> _Stored data entries_

──────────────────────────────

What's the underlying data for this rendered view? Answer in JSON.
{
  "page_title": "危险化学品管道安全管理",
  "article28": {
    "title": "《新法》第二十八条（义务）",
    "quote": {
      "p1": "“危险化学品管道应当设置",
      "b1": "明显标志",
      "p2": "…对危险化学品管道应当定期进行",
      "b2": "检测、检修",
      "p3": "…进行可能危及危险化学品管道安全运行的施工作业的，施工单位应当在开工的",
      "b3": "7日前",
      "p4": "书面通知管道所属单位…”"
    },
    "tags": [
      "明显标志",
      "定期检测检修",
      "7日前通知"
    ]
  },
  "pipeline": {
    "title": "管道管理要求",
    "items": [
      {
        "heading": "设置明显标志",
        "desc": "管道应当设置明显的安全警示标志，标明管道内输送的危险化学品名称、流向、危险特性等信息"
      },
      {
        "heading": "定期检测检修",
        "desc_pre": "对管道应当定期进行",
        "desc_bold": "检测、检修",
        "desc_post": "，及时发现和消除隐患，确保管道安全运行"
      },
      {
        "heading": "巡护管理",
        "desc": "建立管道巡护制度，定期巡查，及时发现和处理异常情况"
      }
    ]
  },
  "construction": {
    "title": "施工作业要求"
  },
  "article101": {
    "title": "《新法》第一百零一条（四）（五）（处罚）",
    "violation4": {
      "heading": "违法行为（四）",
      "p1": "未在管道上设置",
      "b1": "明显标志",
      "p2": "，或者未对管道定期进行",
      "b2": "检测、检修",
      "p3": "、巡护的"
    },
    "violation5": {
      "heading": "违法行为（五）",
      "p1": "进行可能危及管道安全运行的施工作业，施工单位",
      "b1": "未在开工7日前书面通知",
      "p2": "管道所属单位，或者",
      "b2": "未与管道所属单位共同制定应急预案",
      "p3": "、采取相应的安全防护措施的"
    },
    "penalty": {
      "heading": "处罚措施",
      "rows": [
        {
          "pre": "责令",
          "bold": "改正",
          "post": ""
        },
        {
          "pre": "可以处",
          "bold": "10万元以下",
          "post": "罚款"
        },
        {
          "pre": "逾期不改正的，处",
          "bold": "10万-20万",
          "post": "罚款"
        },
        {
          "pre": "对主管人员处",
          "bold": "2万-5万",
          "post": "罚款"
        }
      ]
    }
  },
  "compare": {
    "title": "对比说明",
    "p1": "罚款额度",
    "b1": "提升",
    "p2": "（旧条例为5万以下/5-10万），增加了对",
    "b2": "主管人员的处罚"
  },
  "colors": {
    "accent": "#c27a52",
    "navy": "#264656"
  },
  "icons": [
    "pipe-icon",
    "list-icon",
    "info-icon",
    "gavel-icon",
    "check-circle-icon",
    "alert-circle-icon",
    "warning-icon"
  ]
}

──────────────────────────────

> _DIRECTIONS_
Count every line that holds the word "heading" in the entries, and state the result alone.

> _RESPONSE TO THE TASK_
6